Monday, 17 May 2010

"Social Graces"

Did anyone else have this book when they were little? I loved it. Is that weird?

I also think I learned how to properly set the table before I learned to tie my shoes. And I once took an 8-week "etiquette" course, where I learned to eat a bun by gently tearing off and buttering one small piece at a time (which I don't do now).

Elysse reminded me at supper tonight that I shouldn't talk with my mouth full, so maybe I'm due for another class. But even though my manners aren't fit for dinner with the queen, I'm glad my family taught me the value and necessity of good manners from an early age. And Dave and I are trying to teach our girls the same thing.

"Please" and "thank you" are the obvious basics (explained very nicely in the book above!), but I am always looking for resources to teach social graces that go beyond that.

Here is a GREAT one on the Simple Kids blog:

Parenting Preschoolers: A Starting Place for Social Graces

This is an article by Amanda Morgan, who is the author of Not Just Cute - another great blog.

She takes manners and courtesy right into discipline, and it really does all go hand in hand. I firmly believe that (so far) discipline is the absolute hardest part of parenting. I don't believe in punishment, but I firmly believe in predetermined, relevant, consistent discipline, and spend a fair amount of time thinking (and worrying) about it. I loved what Amanda Morgan's article suggested.

Here are a few of her points that resounded in me:

  • Many challenging behaviors are absolutely normal parts of development. This doesn’t mean you shouldn’t correct the behaviors, but their appearance doesn’t mean you’ve done a lousy job of parenting or that you have an inherently “bad” kid.
  • Social skills are learned skills.
  • When the next shouting match or toy tug-of-war occurs, take a deep breath and recognize those conflicts as teaching opportunities.
  • Young children have the capacity to feel all the turbulent emotions we feel as adults, but a limited ability to verbalize it.
  • When the focus is on punishment as a reaction to improper behavior, we are only teaching the child not to “get caught” being “bad.”

I could list a ton more, but if this is something that is part of your life right now, I suggest reading it. Don't skip anything - there are gems the whole way through! And please share if you have any resources that you've found useful! I think we could all use some new ideas in this department, right?


Amanda Morgan said...

I'm so glad you enjoyed the article! Knowing parents like you find something helpful in it is my big payoff! Thanks for recommending it so highly. I'm very flattered!
Amanda Morgan

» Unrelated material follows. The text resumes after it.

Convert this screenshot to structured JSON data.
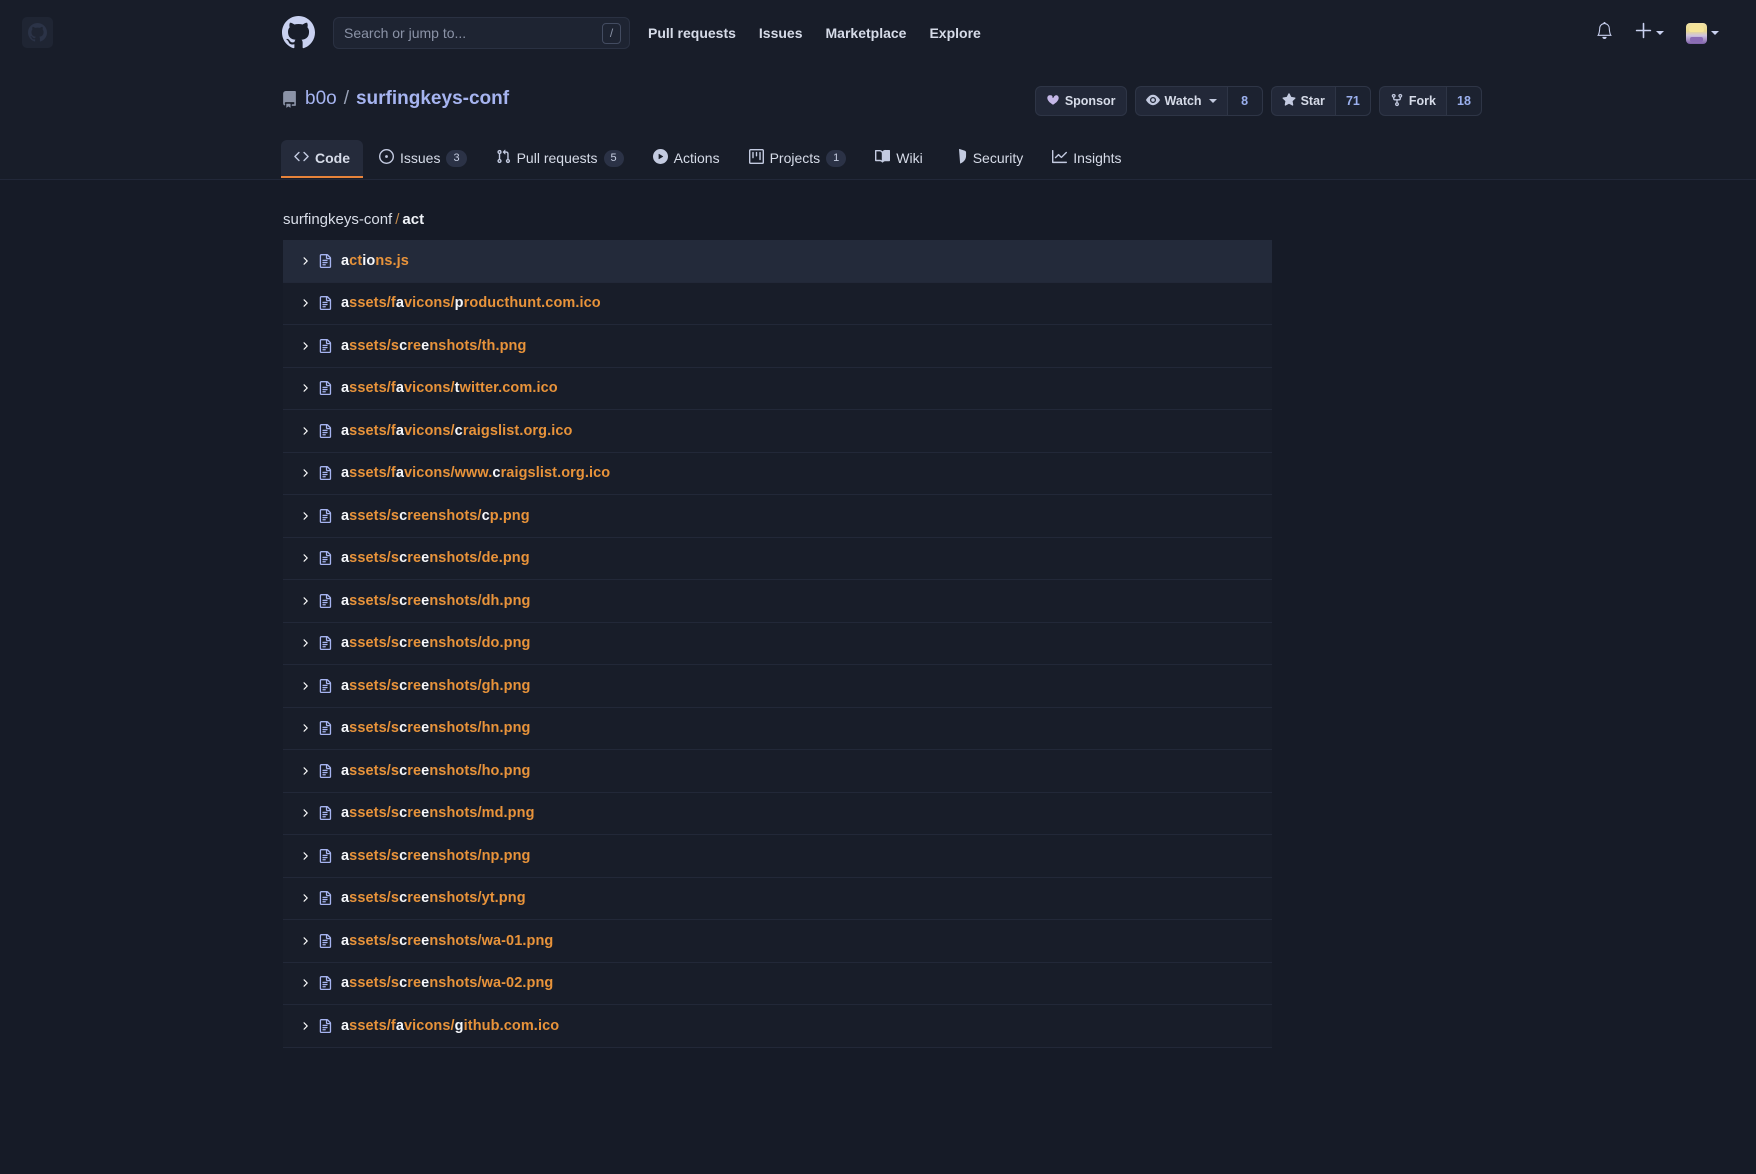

Jordana said...

Thanks for sharing that Lyndsey, it's a great article! I totally agree, discipline is so hard. It's always good to have a few fresh ideas to try out!